----- Data in this exercise

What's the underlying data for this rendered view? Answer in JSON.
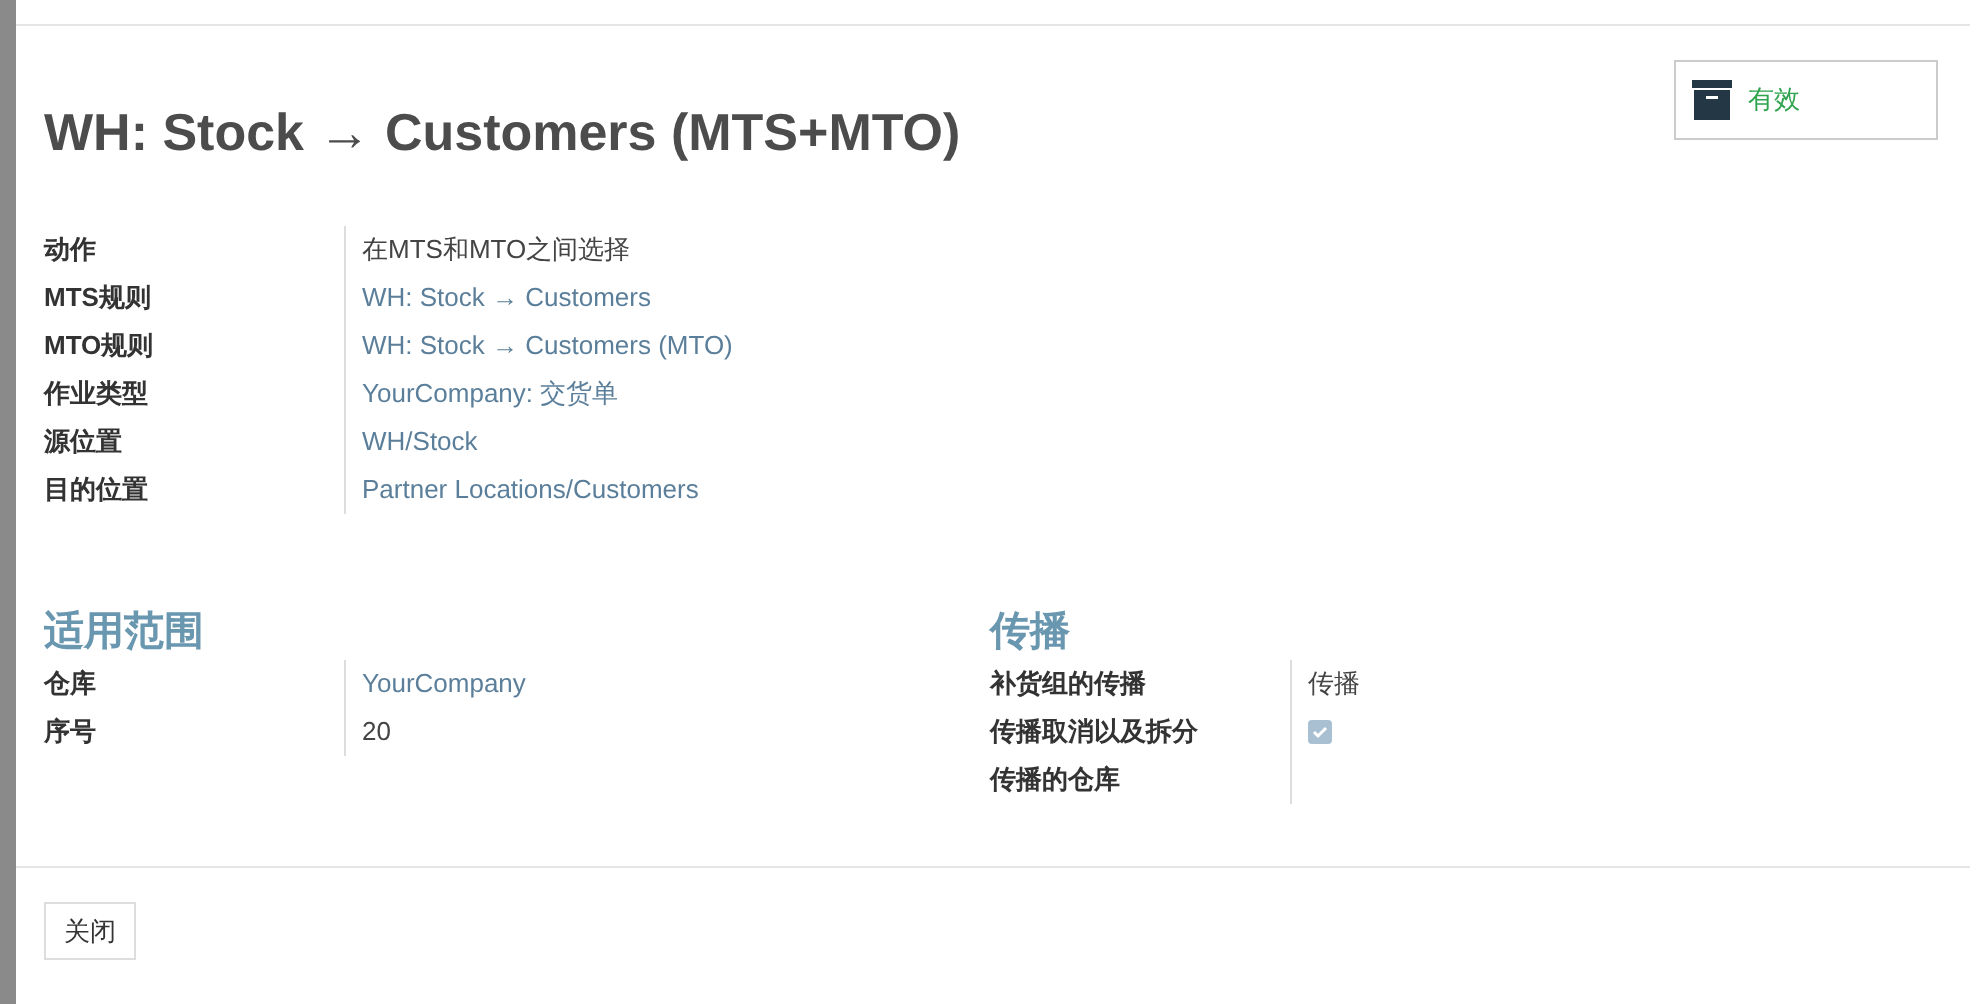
{
  "title": "WH: Stock → Customers (MTS+MTO)",
  "status_button": {
    "label": "有效",
    "active": true
  },
  "fields": [
    {
      "label": "动作",
      "value": "在MTS和MTO之间选择",
      "kind": "text"
    },
    {
      "label": "MTS规则",
      "value": "WH: Stock → Customers",
      "kind": "link"
    },
    {
      "label": "MTO规则",
      "value": "WH: Stock → Customers (MTO)",
      "kind": "link"
    },
    {
      "label": "作业类型",
      "value": "YourCompany: 交货单",
      "kind": "link"
    },
    {
      "label": "源位置",
      "value": "WH/Stock",
      "kind": "link"
    },
    {
      "label": "目的位置",
      "value": "Partner Locations/Customers",
      "kind": "link"
    }
  ],
  "sections": [
    {
      "heading": "适用范围",
      "fields": [
        {
          "label": "仓库",
          "value": "YourCompany",
          "kind": "link"
        },
        {
          "label": "序号",
          "value": "20",
          "kind": "text"
        }
      ]
    },
    {
      "heading": "传播",
      "fields": [
        {
          "label": "补货组的传播",
          "value": "传播",
          "kind": "text"
        },
        {
          "label": "传播取消以及拆分",
          "kind": "checkbox",
          "checked": true
        },
        {
          "label": "传播的仓库",
          "kind": "empty"
        }
      ]
    }
  ],
  "footer_buttons": [
    "关闭"
  ]
}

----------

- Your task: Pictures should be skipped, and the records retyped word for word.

- Written response:
What's the underlying data for this rendered view? Answer in JSON.
{
  "title": "WH: Stock → Customers (MTS+MTO)",
  "status_button": {
    "label": "有效",
    "active": true
  },
  "fields": [
    {
      "label": "动作",
      "value": "在MTS和MTO之间选择",
      "kind": "text"
    },
    {
      "label": "MTS规则",
      "value": "WH: Stock → Customers",
      "kind": "link"
    },
    {
      "label": "MTO规则",
      "value": "WH: Stock → Customers (MTO)",
      "kind": "link"
    },
    {
      "label": "作业类型",
      "value": "YourCompany: 交货单",
      "kind": "link"
    },
    {
      "label": "源位置",
      "value": "WH/Stock",
      "kind": "link"
    },
    {
      "label": "目的位置",
      "value": "Partner Locations/Customers",
      "kind": "link"
    }
  ],
  "sections": [
    {
      "heading": "适用范围",
      "fields": [
        {
          "label": "仓库",
          "value": "YourCompany",
          "kind": "link"
        },
        {
          "label": "序号",
          "value": "20",
          "kind": "text"
        }
      ]
    },
    {
      "heading": "传播",
      "fields": [
        {
          "label": "补货组的传播",
          "value": "传播",
          "kind": "text"
        },
        {
          "label": "传播取消以及拆分",
          "kind": "checkbox",
          "checked": true
        },
        {
          "label": "传播的仓库",
          "kind": "empty"
        }
      ]
    }
  ],
  "footer_buttons": [
    "关闭"
  ]
}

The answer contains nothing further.